──────── RECORDS SHOWN

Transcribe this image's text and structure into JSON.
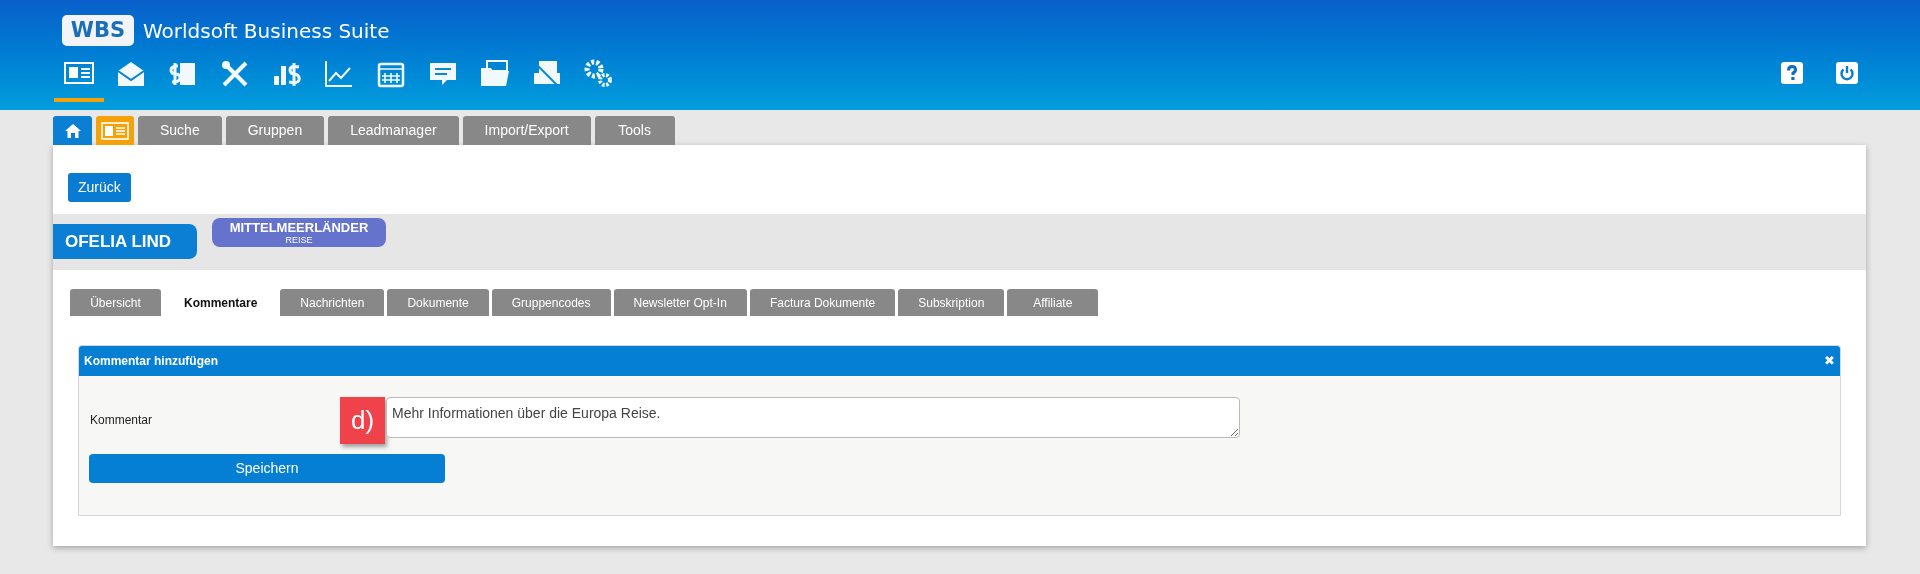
{
  "header": {
    "logo": "WBS",
    "title": "Worldsoft Business Suite",
    "app_icons": [
      {
        "selected": true
      },
      {
        "selected": false
      },
      {
        "selected": false
      },
      {
        "selected": false
      },
      {
        "selected": false
      },
      {
        "selected": false
      },
      {
        "selected": false
      },
      {
        "selected": false
      },
      {
        "selected": false
      },
      {
        "selected": false
      },
      {
        "selected": false
      }
    ]
  },
  "module_tabs": [
    {
      "kind": "home",
      "selected": false
    },
    {
      "kind": "card",
      "selected": true
    },
    {
      "kind": "text",
      "label": "Suche",
      "selected": false
    },
    {
      "kind": "text",
      "label": "Gruppen",
      "selected": false
    },
    {
      "kind": "text",
      "label": "Leadmanager",
      "selected": false
    },
    {
      "kind": "text",
      "label": "Import/Export",
      "selected": false
    },
    {
      "kind": "text",
      "label": "Tools",
      "selected": false
    }
  ],
  "back_button": "Zurück",
  "contact": {
    "name": "OFELIA LIND",
    "group": {
      "name": "MITTELMEERLÄNDER",
      "sub": "REISE"
    }
  },
  "tabs": [
    {
      "label": "Übersicht",
      "selected": false
    },
    {
      "label": "Kommentare",
      "selected": true
    },
    {
      "label": "Nachrichten",
      "selected": false
    },
    {
      "label": "Dokumente",
      "selected": false
    },
    {
      "label": "Gruppencodes",
      "selected": false
    },
    {
      "label": "Newsletter Opt-In",
      "selected": false
    },
    {
      "label": "Factura Dokumente",
      "selected": false
    },
    {
      "label": "Subskription",
      "selected": false
    },
    {
      "label": "Affiliate",
      "selected": false
    }
  ],
  "form": {
    "title": "Kommentar hinzufügen",
    "close": "✖",
    "label": "Kommentar",
    "annotation": "d)",
    "value": "Mehr Informationen über die Europa Reise.",
    "save": "Speichern"
  }
}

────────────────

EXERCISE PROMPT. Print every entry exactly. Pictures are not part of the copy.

EXERCISE OUTPUT.
Transcribe this image's text and structure into JSON.
{
  "header": {
    "logo": "WBS",
    "title": "Worldsoft Business Suite",
    "app_icons": [
      {
        "selected": true
      },
      {
        "selected": false
      },
      {
        "selected": false
      },
      {
        "selected": false
      },
      {
        "selected": false
      },
      {
        "selected": false
      },
      {
        "selected": false
      },
      {
        "selected": false
      },
      {
        "selected": false
      },
      {
        "selected": false
      },
      {
        "selected": false
      }
    ]
  },
  "module_tabs": [
    {
      "kind": "home",
      "selected": false
    },
    {
      "kind": "card",
      "selected": true
    },
    {
      "kind": "text",
      "label": "Suche",
      "selected": false
    },
    {
      "kind": "text",
      "label": "Gruppen",
      "selected": false
    },
    {
      "kind": "text",
      "label": "Leadmanager",
      "selected": false
    },
    {
      "kind": "text",
      "label": "Import/Export",
      "selected": false
    },
    {
      "kind": "text",
      "label": "Tools",
      "selected": false
    }
  ],
  "back_button": "Zurück",
  "contact": {
    "name": "OFELIA LIND",
    "group": {
      "name": "MITTELMEERLÄNDER",
      "sub": "REISE"
    }
  },
  "tabs": [
    {
      "label": "Übersicht",
      "selected": false
    },
    {
      "label": "Kommentare",
      "selected": true
    },
    {
      "label": "Nachrichten",
      "selected": false
    },
    {
      "label": "Dokumente",
      "selected": false
    },
    {
      "label": "Gruppencodes",
      "selected": false
    },
    {
      "label": "Newsletter Opt-In",
      "selected": false
    },
    {
      "label": "Factura Dokumente",
      "selected": false
    },
    {
      "label": "Subskription",
      "selected": false
    },
    {
      "label": "Affiliate",
      "selected": false
    }
  ],
  "form": {
    "title": "Kommentar hinzufügen",
    "close": "✖",
    "label": "Kommentar",
    "annotation": "d)",
    "value": "Mehr Informationen über die Europa Reise.",
    "save": "Speichern"
  }
}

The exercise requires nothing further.